The federal Office of Inspector General recently published  its “OIG’s Top Unimplemented Recommendations: Solutions To Reduce Fraud, Waste, and Abuse in HHS Programs.” 

In the 94-page document, the agency focuses on the top 25 unimplemented recommendations it believes would most positively affect U.S. Department of Health and Human Services programs by way of either cost savings, public health, and program effectiveness and efficiency.

I’ll give you one guess at what type of healthcare provider the first two recommendations dealt with… yes, nursing homes.  

The previous year’s OIG top 25 recommendations also dealt with nursing homes as the first listed recommendation. That focused on ensuring that nursing homes are implementing actions to prevent COVID-19 and protecting residents, placing a higher priority on infection control surveys.  Probably not surprising given the pandemic and the Centers for Medicare & Medicaid Services’ view of nursing homes during the pandemic. (Check out this.)

Significantly, OIG explicitly states in each of its top recommendations that the order of listings in its top 25 recommendations does not necessarily indicate the agency’s priorities. But certainly being at the top of the list perhaps signals something about OIG’s focus these days, and that focus seems to be nursing homes.

This year, not only were nursing homes listed as part of the top recommendations, but they were listed in both numbers 1 and 2 of OIG’s top 25 recommendations to reduce fraud, waste and abuse. Specifically, OIG listed the below recommendation measures that it also believes would assist in protecting patients:

1. CMS should take actions to ensure that incidents of potential abuse or neglect of Medicare and Medicaid beneficiaries, including those in nursing homes and hospice care as well as children enrolled in Medicaid, are identified and reported. 

2. CMS should address inappropriate nursing home discharges through training, by implementing deferred initiatives, and by assessing the effectiveness of its enforcement against inappropriate facility-initiated discharges. (This is the first time this particular recommendation is appearing).

These two (again, listed as the first two) top unimplemented recommendations are telling for a few reasons.  First, with regard to No. 1, clearly OIG sees that CMS enforcement is somehow lax, because by making it a top recommendation, the watchdog is signaling that this is an “easy” way, in its eyes, to help eliminate this noted problem for waste, fraud and abuse.

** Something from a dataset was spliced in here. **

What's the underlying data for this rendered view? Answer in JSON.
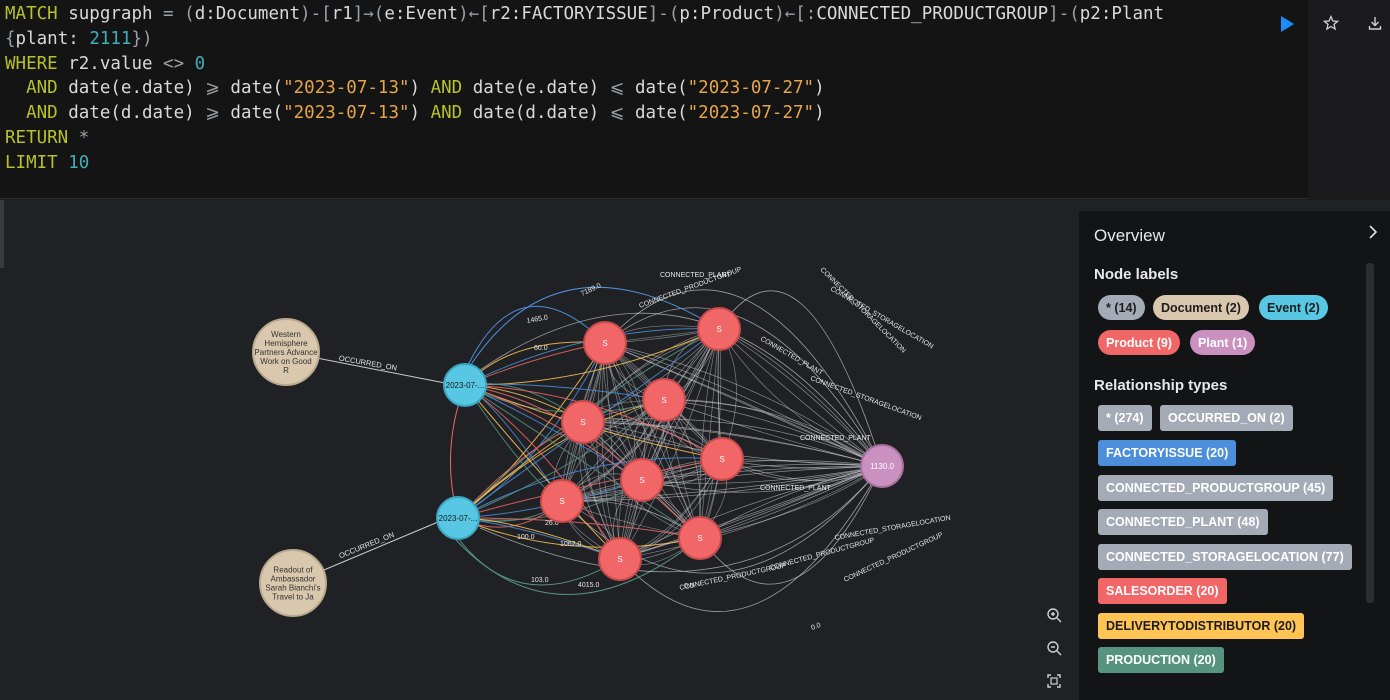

Namely abuse and neglect in nursing homes. 

That is troubling, as we have certainly seen increased enforcement by CMS over the last two years in nursing home surveys and penalties. But OIG is basically saying that abuse and neglect must be focused on even more through CMS’ survey process.

Second, with regard to No. 2 above, OIG believes that nursing homes are inappropriately discharging residents, and that they are being cited for not complying with involuntary discharge notice requirements. OIG noted that CMS is attempting to fix this problem, and it remains a top focus for both agencies:

CMS stated that it plans to provide training, including clarification of guidance around facility-initiated discharges and/or transfers. CMS will also incorporate an assessment of the effectiveness of enforcement actions in response to inappropriate facility-initiated discharges.  Top Recommendations, p. 7.

If that weren’t enough, OIG also provided an update on last year’s infection control recommendations for nursing homes. In the Top Recommendations, OIG stated that it is aggressively focusing on staffing as a way to improve infection control, suggesting OIG’s belief or assumption that staffing shortages are causing infection control problems:

“Regarding nursing home staffing data, in January 2022 CMS began posting weekend staffing and staff turnover measures on the Care Compare website. CMS also shares Payroll Based Journal staffing data, including lists of facilities that potentially have insufficient weekend staffing, with state survey agencies.”  Top Recommendations, p. 10.

OIG goes on to highlight its heightened focus on nursing homes in this regard:

“This progress is part of larger nursing home reforms that the administration and CMS are pursuing. OIG continues to invest substantially in oversight of nursing home quality and safety and will continue to monitor CMS’s progress on related reforms.”  Top Recommendations, p. 10 (emphasis added).

So clearly, OIG and CMS are working together to “reform” nursing home care, and OIG is fixing its gaze on nursing homes. But their idea of reforming nursing homes is not to physically or monetarily help facilities per se with staffing shortages or by providing money for more staff.  

Their idea of reform is further enforcement, more aggressive enforcement, and a focus on monitoring and enforcing against facilities with staffing shortages. Ignoring the exorbitant CMS fines and penalties in the survey process currently, and the difficulties that facilities are having with recruiting and maintaining adequate staff, the OIG recommends that increased oversight and enforcement will force facilities to improve staffing as a means to affect change (… that “reform” they are focused on) in nursing homes for years to come. 

Neville M. Bilimoria is a partner in the Chicago office of the Health Law Practice Group and member of the Post-Acute Care And Senior Services Subgroup at Duane Morris LLP; [email protected].

The opinions expressed in McKnight’s Long-Term Care News guest submissions are the author’s and are not necessarily those of McKnight’s Long-Term Care News or its editors.